(Record set Opens)

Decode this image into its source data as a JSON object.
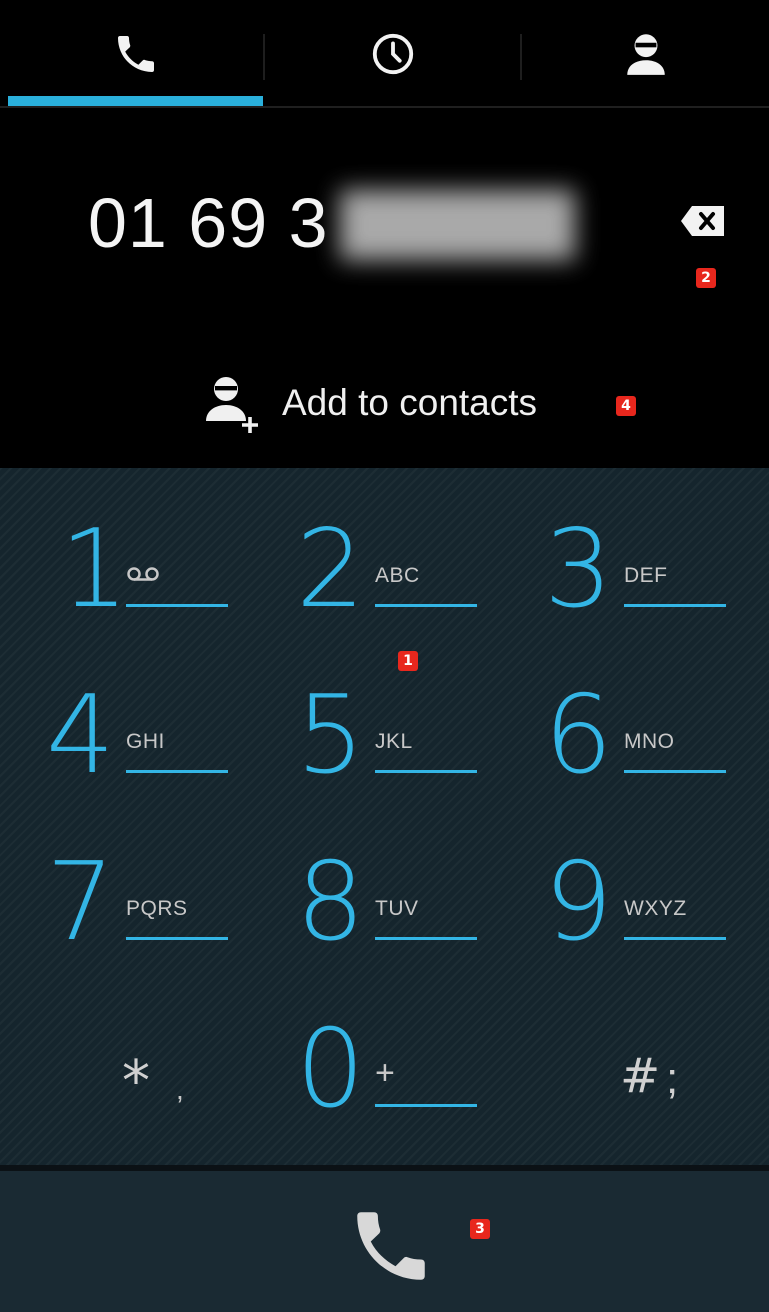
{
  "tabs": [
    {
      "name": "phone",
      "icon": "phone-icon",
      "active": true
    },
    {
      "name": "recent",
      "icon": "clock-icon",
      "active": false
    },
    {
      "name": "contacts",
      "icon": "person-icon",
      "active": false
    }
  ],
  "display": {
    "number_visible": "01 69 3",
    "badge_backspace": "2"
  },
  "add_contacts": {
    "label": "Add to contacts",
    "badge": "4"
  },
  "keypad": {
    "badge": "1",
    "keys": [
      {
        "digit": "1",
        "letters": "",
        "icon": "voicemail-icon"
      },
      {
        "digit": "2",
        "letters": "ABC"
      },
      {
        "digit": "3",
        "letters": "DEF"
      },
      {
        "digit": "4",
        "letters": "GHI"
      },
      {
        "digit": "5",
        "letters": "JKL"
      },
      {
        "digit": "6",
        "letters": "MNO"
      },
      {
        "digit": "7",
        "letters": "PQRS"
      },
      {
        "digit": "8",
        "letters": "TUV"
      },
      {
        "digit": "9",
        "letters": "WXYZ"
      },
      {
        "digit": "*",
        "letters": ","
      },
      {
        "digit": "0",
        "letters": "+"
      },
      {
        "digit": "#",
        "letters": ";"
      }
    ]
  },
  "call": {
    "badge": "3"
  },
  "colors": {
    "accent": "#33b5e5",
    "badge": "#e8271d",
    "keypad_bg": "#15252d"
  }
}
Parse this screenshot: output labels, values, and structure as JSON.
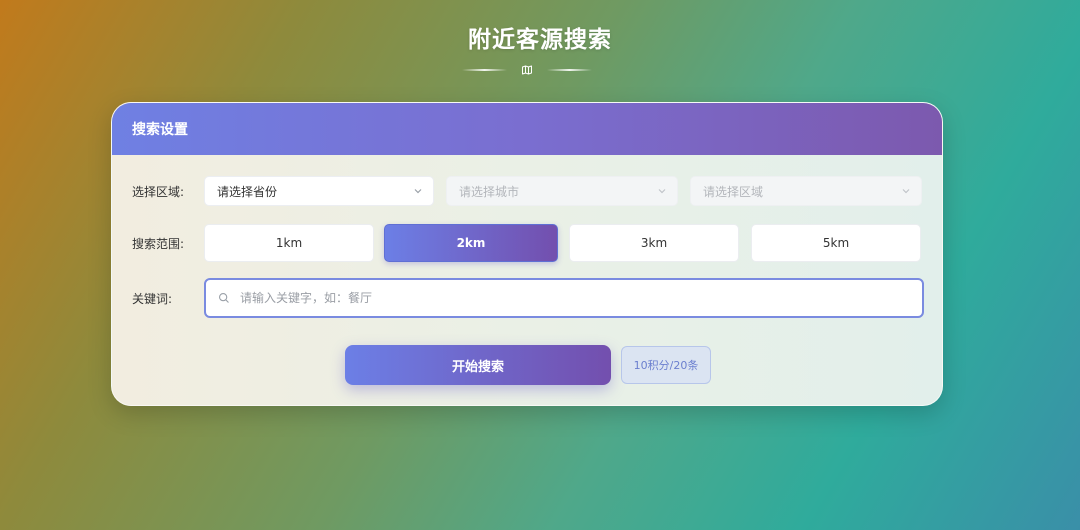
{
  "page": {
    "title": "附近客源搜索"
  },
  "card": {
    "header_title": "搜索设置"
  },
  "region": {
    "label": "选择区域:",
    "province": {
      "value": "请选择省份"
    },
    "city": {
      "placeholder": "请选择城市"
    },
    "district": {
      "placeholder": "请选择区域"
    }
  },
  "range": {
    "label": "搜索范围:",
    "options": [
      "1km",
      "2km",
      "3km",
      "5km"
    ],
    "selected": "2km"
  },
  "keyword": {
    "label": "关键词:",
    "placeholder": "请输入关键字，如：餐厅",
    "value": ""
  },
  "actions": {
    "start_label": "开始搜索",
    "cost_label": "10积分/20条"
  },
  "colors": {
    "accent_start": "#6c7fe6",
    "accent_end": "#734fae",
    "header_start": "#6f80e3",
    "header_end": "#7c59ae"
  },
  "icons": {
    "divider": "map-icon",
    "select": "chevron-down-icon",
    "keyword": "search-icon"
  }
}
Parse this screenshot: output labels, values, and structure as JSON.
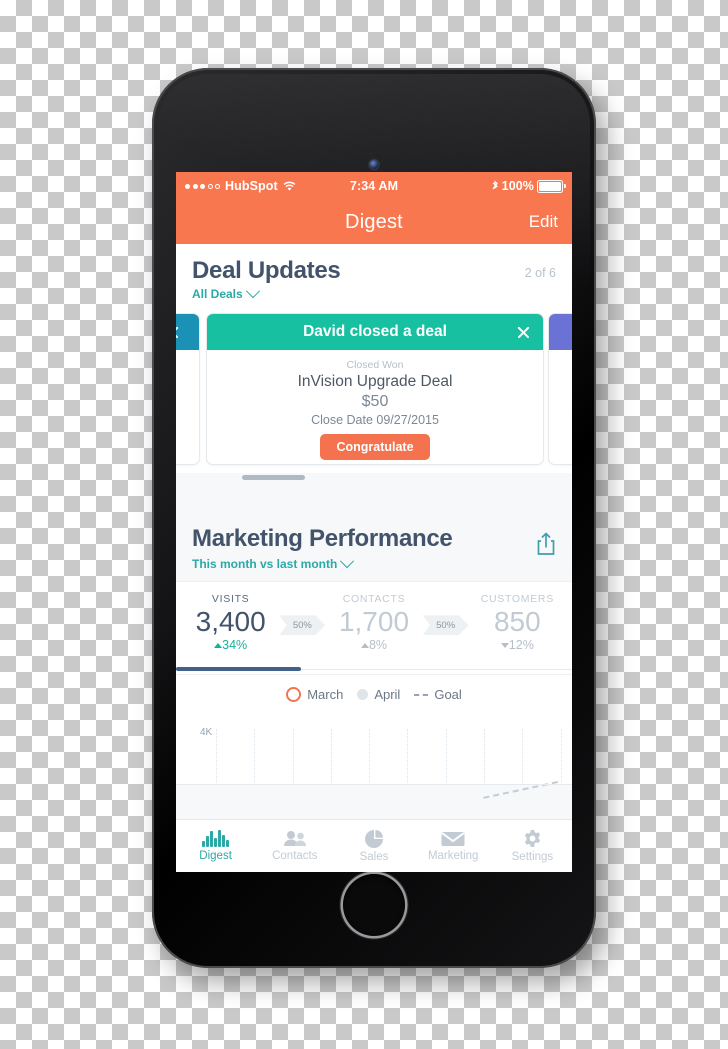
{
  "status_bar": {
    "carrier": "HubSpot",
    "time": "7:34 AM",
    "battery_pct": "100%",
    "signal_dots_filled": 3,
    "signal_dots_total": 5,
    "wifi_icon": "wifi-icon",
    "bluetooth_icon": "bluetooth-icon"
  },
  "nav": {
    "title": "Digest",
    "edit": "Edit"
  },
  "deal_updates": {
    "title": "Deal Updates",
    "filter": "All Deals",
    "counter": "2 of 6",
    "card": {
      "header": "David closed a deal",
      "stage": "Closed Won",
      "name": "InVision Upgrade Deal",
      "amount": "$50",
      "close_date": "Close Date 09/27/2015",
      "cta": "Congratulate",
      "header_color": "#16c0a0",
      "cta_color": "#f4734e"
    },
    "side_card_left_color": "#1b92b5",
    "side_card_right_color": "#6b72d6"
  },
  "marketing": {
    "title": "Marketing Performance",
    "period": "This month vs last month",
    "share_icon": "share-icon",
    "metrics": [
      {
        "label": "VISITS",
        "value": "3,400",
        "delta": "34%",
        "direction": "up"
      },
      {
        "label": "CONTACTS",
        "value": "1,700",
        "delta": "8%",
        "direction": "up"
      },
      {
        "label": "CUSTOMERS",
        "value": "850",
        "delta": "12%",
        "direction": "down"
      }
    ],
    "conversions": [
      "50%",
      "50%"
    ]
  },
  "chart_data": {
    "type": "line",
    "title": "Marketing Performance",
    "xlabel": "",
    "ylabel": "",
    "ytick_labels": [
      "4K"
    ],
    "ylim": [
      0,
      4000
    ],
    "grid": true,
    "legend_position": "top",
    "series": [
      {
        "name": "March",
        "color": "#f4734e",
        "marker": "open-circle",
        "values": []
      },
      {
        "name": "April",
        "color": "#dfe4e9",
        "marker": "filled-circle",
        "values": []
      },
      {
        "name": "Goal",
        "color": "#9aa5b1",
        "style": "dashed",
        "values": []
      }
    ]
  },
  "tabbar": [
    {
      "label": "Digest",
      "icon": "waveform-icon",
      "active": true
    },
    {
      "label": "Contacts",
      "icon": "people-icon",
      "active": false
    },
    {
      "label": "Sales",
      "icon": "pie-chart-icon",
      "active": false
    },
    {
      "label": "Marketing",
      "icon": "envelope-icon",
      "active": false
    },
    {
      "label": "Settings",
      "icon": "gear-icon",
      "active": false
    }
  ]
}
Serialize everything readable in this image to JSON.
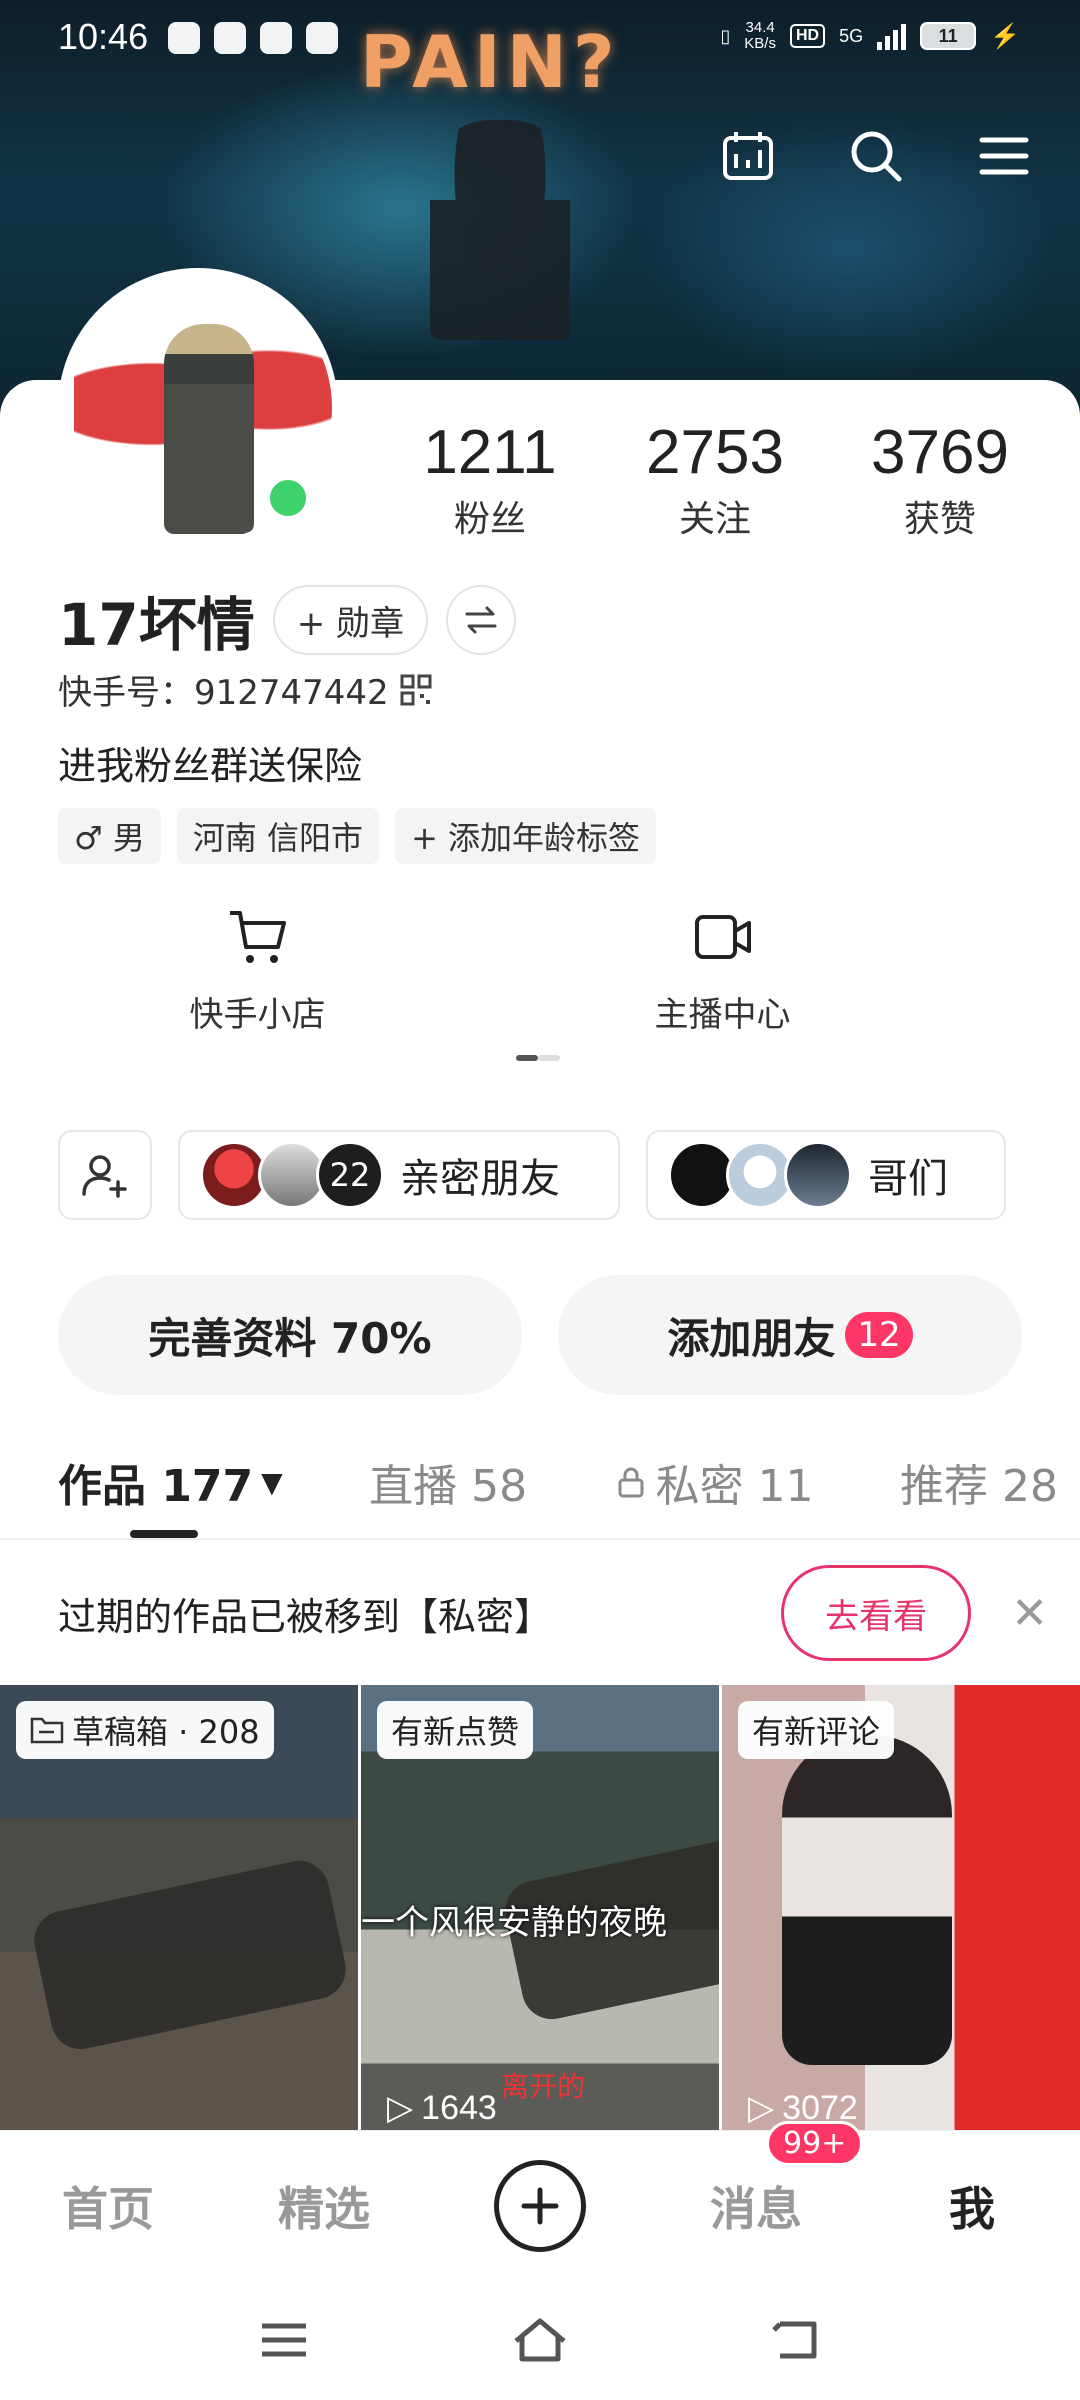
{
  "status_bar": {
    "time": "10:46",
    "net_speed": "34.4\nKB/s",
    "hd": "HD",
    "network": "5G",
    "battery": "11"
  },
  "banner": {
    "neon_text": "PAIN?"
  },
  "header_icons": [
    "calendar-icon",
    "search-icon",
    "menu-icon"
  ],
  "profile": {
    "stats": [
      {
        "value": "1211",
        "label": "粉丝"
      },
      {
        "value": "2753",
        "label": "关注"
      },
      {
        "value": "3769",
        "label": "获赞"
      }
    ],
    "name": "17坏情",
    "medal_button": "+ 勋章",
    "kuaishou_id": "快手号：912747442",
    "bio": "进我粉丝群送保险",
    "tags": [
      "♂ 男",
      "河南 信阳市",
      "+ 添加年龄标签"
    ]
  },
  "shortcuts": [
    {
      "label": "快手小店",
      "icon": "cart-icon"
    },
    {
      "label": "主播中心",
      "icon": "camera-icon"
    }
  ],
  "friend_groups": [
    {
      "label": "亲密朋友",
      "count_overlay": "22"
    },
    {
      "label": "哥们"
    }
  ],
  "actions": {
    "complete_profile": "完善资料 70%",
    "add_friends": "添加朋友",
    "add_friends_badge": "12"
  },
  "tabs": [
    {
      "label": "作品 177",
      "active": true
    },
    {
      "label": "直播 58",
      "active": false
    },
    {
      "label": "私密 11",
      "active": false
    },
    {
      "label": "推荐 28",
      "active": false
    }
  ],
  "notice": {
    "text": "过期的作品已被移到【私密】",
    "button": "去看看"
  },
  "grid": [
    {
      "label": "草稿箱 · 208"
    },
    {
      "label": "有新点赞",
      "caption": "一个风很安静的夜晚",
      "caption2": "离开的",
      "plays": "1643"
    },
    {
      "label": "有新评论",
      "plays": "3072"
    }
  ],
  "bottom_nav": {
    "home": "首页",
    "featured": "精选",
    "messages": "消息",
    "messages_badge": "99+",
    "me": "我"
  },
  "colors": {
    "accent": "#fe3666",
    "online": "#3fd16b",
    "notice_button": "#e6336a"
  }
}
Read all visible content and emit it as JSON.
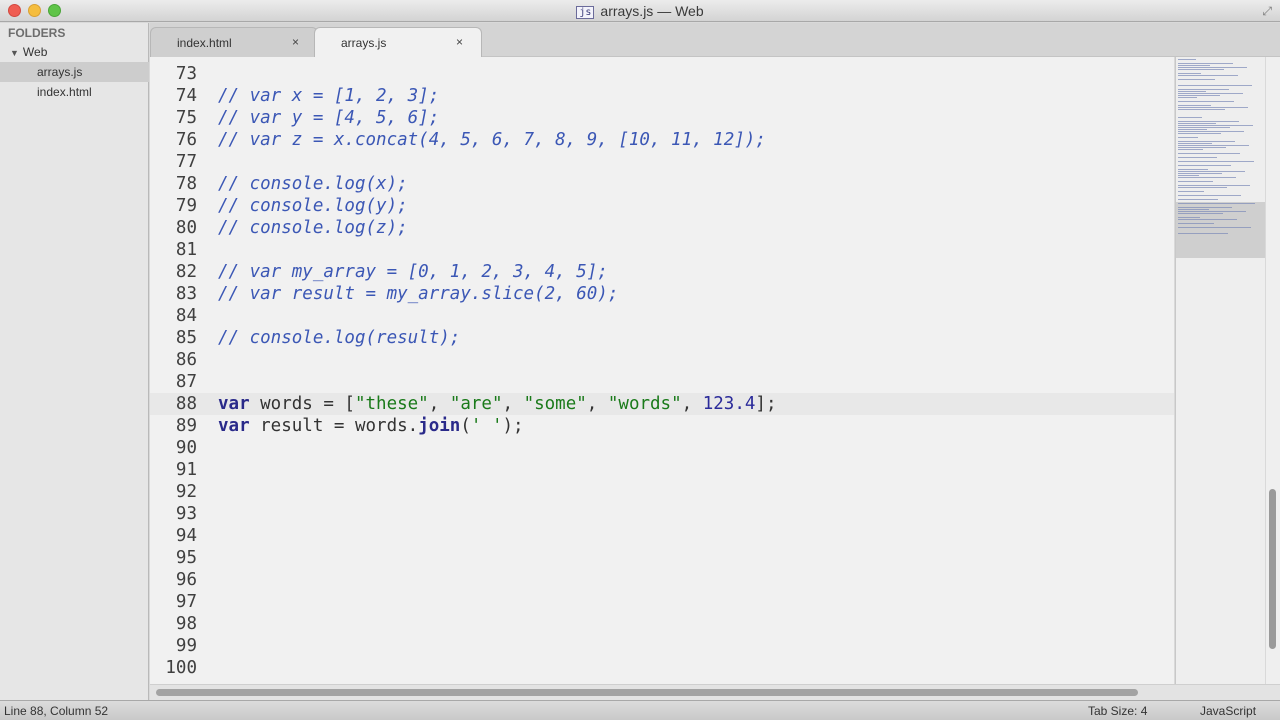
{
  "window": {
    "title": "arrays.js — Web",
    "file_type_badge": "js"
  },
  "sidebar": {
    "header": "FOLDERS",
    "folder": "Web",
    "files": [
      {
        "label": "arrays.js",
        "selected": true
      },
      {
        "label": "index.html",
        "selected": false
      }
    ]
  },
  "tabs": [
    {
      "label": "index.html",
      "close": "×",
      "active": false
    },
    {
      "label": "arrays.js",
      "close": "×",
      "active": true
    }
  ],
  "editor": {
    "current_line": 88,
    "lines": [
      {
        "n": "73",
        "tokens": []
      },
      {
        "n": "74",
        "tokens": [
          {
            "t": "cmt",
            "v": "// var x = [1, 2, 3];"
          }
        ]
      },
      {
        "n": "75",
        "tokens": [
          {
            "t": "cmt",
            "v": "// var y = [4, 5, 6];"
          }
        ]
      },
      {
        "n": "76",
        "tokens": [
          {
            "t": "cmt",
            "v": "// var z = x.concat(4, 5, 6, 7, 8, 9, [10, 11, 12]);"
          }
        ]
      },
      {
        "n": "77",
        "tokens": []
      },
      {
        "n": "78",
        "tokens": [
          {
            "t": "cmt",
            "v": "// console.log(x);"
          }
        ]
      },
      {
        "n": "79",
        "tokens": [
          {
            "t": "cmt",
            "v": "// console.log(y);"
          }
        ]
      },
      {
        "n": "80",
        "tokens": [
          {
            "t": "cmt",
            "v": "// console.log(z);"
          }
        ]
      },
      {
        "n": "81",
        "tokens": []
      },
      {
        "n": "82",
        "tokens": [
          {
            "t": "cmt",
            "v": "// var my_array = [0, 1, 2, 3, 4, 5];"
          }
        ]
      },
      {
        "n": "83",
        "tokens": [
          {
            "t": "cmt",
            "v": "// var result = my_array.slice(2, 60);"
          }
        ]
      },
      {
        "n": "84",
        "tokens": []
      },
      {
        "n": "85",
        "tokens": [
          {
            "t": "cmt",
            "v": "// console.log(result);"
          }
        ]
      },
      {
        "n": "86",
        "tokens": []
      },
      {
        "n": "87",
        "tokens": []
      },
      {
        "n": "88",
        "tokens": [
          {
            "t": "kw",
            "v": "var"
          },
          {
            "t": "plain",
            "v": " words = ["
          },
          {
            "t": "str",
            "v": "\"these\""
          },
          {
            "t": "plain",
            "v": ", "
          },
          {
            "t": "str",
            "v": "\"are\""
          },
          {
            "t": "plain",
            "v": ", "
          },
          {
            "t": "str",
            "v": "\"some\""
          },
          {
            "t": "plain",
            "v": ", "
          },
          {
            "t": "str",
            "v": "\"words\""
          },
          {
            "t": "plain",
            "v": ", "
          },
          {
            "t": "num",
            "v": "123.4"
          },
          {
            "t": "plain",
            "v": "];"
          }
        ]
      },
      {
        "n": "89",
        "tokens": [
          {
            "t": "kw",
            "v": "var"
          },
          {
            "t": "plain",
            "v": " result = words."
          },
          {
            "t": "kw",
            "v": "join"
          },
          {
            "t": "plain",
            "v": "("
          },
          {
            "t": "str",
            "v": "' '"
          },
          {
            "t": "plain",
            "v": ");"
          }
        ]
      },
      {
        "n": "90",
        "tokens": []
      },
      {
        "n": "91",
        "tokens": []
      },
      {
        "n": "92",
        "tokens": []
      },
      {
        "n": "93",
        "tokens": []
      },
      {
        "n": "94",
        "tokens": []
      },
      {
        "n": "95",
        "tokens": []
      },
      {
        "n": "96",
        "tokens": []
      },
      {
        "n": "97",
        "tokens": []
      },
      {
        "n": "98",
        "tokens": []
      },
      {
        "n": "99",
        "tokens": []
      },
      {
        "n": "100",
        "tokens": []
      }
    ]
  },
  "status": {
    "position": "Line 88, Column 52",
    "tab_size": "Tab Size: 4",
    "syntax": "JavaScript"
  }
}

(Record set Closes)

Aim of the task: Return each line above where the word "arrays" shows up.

Answer for this exercise:
    "title": "arrays.js — Web",
        "label": "arrays.js",
      "label": "arrays.js",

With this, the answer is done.